At the direction of Gunnell's agent, Robert Wagner, that opinion was sought from a Swiss specialist who had previously diagnosed heel injuries for world champions such as Heike Drechsler and Sergei Bubka. Gunnell's man in Zurich has been putting her through a series of exercises - all taped for Longden's benefit - which have shown up a previously undetected imbalance in her body.

Hope is there, without doubt. But the chances of Gunnell defending her world title successfully, no matter that the 1993 silver medallist Sandra Farmer-Patrick has failed to qualify and that the 400 metres world champion, Marie-Jose Perec, who won over hurdles in Lille on Saturday, is having problems accommodating her long strides to the event, look slim.

Having had to postpone her planned debut on the flat at Nuremberg last Thursday, Gunnell's plan now is to run hurdles races at Monte Carlo and perhaps Sestriere before the world championships in August, having run a couple of flat races beforehand. She more than anyone knows that that schedule is cutting it fine. And the hints are there that she may be looking beyond Gothenburg.

"I'm still hoping to go out to the worlds," she said. "If I can win it, I'll go. But I won't go out for second or third place. I don't see why I should go out there just for people to see me running on the track. The most important thing is to get myself ready for next year's Olympics. If I am not ready for Gothenburg, I will get back into training and come out afterwards."

If she does that, Longden foresees up to eight high quality races which could see her into world record territory. But for the moment, the emphasis is on Gunnell taking the first, difficult step back.

"It's on your mind all through the day," Gunnell said. "You look up something in your diary and see all the races you have marked down to do. It's my life, especially at this time of year.

Her husband, Jon, is only too aware of all the difficulties she faces. His highly promising career as a middle distance runner has been blighted by Achilles tendon trouble for nearly five years. He has advised her against having further cortisone injections after the one she had in January when she was first troubled by pain in her heel.

"Jon has been a tower of strength," she said. "He has been with me on days when I am breaking down because I can't see what I am going to do. After that time at Bromley, I thought to myself, I've picked myself up so many times in the past, can I do it again?"
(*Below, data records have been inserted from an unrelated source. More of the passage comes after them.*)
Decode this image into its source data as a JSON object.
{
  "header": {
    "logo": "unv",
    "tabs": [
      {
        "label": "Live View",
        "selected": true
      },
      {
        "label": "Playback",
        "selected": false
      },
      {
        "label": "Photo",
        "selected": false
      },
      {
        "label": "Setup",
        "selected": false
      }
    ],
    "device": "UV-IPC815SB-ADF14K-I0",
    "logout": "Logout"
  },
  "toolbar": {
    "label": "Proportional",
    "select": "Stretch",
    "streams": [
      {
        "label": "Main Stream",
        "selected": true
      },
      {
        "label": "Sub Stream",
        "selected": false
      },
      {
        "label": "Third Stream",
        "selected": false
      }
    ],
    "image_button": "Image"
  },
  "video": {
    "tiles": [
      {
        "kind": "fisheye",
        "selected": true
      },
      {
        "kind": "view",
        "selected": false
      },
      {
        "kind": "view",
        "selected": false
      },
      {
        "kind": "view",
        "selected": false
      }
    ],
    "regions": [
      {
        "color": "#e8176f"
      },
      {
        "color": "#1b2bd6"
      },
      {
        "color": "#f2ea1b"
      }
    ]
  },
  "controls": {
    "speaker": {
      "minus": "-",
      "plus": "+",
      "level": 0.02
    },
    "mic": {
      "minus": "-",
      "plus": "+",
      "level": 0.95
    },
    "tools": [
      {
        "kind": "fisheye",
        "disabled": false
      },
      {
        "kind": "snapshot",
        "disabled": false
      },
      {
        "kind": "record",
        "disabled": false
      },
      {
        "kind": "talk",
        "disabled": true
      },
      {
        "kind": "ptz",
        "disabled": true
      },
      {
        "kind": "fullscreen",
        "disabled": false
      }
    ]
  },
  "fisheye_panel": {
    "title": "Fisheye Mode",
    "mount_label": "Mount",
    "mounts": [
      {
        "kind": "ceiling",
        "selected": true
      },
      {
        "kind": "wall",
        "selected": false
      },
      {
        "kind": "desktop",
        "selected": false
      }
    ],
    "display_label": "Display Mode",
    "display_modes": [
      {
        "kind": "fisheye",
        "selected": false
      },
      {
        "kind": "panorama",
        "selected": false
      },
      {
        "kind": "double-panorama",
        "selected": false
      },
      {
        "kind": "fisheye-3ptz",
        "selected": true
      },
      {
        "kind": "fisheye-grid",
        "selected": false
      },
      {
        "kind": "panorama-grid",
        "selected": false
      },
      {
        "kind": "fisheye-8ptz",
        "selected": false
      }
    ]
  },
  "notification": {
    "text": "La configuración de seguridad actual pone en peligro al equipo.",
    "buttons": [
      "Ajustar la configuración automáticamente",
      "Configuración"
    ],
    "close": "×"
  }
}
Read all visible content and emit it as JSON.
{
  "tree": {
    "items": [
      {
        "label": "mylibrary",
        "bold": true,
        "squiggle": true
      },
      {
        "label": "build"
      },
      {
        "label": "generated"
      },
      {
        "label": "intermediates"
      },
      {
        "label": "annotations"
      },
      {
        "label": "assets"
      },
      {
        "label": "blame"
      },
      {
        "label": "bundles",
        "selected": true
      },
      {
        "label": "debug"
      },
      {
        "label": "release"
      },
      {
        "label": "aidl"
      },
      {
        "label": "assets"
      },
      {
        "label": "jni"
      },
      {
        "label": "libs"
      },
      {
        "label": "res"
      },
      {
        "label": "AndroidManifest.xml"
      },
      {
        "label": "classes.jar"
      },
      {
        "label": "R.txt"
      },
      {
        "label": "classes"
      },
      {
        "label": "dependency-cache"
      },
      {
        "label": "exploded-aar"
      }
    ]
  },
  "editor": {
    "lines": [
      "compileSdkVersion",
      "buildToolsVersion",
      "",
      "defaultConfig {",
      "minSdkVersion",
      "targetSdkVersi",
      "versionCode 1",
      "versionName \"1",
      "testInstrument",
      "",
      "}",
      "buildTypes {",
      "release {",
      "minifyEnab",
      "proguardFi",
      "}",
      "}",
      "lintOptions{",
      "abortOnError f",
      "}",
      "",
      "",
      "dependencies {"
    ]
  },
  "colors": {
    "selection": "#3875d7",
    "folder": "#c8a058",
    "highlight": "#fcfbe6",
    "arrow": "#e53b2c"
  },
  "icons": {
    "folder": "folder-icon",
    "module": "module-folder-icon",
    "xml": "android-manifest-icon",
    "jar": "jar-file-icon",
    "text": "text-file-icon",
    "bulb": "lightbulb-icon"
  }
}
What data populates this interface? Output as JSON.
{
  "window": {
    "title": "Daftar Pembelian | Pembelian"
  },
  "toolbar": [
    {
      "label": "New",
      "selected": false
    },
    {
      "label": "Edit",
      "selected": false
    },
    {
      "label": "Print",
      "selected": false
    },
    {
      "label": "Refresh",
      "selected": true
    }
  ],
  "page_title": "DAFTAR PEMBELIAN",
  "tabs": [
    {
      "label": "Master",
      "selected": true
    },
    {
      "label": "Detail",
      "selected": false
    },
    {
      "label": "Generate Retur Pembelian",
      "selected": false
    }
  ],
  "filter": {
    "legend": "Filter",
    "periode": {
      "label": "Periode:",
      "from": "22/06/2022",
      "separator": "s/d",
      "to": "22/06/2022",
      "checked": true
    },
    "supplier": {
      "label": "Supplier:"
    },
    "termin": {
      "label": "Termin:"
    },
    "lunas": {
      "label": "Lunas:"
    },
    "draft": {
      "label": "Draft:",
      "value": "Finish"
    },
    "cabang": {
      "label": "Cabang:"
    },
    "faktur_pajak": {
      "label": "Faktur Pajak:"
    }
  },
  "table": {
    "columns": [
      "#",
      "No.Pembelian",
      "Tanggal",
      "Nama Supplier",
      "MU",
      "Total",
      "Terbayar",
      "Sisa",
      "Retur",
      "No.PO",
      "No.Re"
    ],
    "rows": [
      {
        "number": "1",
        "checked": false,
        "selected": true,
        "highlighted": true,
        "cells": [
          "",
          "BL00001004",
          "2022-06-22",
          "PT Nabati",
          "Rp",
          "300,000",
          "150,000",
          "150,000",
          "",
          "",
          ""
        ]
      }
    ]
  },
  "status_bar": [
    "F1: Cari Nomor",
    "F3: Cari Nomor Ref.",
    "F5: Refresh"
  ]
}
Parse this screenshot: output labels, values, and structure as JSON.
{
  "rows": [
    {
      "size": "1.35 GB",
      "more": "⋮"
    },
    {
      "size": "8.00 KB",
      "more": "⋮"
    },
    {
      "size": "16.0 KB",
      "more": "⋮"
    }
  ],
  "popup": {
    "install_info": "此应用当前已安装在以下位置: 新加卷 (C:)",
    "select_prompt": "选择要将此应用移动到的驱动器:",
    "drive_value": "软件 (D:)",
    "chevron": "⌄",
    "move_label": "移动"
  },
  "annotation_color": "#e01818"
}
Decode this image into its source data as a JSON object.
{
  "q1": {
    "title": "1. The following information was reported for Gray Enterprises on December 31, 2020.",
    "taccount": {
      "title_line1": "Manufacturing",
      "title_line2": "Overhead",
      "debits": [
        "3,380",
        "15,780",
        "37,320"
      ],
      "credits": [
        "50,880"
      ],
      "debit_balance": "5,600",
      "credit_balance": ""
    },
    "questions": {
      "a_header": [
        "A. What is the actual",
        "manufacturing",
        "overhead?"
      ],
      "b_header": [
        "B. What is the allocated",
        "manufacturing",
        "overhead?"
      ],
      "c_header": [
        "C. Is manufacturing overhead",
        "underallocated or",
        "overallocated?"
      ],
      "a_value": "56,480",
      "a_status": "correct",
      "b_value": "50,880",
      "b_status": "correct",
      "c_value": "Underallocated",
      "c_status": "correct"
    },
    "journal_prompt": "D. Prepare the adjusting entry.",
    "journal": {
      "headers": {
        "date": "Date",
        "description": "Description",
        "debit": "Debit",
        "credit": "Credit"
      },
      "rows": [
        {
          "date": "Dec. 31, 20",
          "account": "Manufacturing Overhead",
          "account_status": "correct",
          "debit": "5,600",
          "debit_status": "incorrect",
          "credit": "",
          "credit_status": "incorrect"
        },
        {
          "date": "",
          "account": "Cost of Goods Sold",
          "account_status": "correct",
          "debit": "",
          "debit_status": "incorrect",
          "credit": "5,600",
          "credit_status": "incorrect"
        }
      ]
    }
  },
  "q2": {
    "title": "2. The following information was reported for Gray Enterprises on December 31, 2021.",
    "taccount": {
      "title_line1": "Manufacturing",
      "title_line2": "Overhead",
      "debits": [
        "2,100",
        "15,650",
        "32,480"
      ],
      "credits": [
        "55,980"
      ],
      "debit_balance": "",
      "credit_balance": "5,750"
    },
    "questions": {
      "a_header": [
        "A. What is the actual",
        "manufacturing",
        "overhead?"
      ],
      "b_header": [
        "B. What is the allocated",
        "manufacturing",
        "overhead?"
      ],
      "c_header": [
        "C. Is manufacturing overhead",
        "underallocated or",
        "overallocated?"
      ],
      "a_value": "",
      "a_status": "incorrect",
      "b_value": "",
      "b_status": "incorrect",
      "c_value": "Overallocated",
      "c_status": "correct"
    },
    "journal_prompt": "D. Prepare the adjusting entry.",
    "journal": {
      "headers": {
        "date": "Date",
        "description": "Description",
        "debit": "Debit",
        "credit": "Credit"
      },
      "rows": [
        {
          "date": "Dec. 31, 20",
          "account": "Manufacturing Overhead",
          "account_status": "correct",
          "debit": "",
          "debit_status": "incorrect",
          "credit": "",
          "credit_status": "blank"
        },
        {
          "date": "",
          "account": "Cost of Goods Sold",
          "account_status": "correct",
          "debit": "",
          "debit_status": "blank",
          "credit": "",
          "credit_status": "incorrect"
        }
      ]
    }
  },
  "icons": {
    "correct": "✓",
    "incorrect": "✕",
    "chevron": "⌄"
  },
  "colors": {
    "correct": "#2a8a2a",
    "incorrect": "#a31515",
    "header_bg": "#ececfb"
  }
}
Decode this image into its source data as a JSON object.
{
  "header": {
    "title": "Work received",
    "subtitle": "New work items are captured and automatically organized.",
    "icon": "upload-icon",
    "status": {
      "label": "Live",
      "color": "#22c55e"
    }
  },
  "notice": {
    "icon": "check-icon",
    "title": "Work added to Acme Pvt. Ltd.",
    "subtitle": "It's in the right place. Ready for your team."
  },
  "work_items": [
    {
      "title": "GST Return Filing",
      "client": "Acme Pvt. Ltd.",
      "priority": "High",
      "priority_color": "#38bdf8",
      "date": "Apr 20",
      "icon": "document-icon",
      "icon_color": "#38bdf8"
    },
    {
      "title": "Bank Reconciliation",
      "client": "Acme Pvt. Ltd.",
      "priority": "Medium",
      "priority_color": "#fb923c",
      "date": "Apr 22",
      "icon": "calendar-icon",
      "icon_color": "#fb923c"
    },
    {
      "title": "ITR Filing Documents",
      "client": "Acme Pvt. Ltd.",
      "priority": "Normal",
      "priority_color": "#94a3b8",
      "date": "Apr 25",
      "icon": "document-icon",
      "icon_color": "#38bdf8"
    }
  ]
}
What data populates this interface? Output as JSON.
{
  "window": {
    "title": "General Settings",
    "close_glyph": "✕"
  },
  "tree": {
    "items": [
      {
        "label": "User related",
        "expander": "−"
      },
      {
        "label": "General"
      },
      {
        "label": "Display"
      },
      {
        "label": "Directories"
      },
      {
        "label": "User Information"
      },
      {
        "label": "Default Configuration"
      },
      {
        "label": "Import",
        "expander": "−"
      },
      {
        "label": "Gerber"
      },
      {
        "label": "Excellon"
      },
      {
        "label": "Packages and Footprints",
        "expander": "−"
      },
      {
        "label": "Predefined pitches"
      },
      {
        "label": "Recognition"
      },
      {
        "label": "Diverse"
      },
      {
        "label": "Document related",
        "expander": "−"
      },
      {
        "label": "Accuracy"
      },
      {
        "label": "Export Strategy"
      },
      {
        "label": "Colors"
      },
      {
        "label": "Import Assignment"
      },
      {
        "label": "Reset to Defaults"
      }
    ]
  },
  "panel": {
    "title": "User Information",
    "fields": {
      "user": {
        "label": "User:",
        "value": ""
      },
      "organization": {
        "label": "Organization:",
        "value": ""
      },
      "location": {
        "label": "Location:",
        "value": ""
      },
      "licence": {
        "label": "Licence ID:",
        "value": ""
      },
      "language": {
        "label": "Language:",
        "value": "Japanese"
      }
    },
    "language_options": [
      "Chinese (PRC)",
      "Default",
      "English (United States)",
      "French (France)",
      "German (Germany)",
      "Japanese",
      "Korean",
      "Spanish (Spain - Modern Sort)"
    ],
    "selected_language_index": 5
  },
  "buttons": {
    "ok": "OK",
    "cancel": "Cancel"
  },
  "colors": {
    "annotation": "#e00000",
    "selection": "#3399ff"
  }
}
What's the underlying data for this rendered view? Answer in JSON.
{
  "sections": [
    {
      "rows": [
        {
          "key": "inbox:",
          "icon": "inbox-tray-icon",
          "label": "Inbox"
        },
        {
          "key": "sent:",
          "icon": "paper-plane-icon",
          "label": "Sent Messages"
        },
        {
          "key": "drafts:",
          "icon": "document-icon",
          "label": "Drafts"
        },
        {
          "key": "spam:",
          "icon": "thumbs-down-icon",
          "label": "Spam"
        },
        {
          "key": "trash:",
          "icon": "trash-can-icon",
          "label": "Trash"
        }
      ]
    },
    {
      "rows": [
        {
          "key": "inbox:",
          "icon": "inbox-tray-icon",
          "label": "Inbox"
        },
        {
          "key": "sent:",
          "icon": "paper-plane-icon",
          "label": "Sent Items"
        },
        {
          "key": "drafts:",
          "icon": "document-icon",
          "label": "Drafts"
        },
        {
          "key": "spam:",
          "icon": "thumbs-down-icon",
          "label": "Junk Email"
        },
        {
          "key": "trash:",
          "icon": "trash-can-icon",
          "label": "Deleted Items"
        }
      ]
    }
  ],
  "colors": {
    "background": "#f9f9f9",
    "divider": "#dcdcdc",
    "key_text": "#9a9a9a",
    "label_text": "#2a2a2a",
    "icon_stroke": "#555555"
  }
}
The situation may be new to Gunnell, but Longden, who used to coach the Olympic and world decathlon champion Daley Thompson, has been this way before. Six weeks before he won the Olympic title in 1980, Thompson had a groin injury which remained a secret from the Press. But while Longden had to pursue the same basic policy of working round the injury - Thompson had to leave the rotational events such as the discus. Gunnell has been exercising in the swimming pool and running on the flat - the mental approach has not been the same.

"Sally is a different kind of character from Daley," Longden said. "She has the same belief in herself, but she does not have the same brash approach. With Sally the thing is to be as normal as possible. It's quite a traumatic thing for her, and it's just a matter of keeping in constant communication."

Longden's approach seems to be working. "A little while ago I was asked when I wanted to retire and I was talking about the year after the Olympics," Gunnell said. "Now I'm starting to think - can I ever retire? There's nothing going through my mind saying I've had my day. It's just working the other way. I am desperate to get back."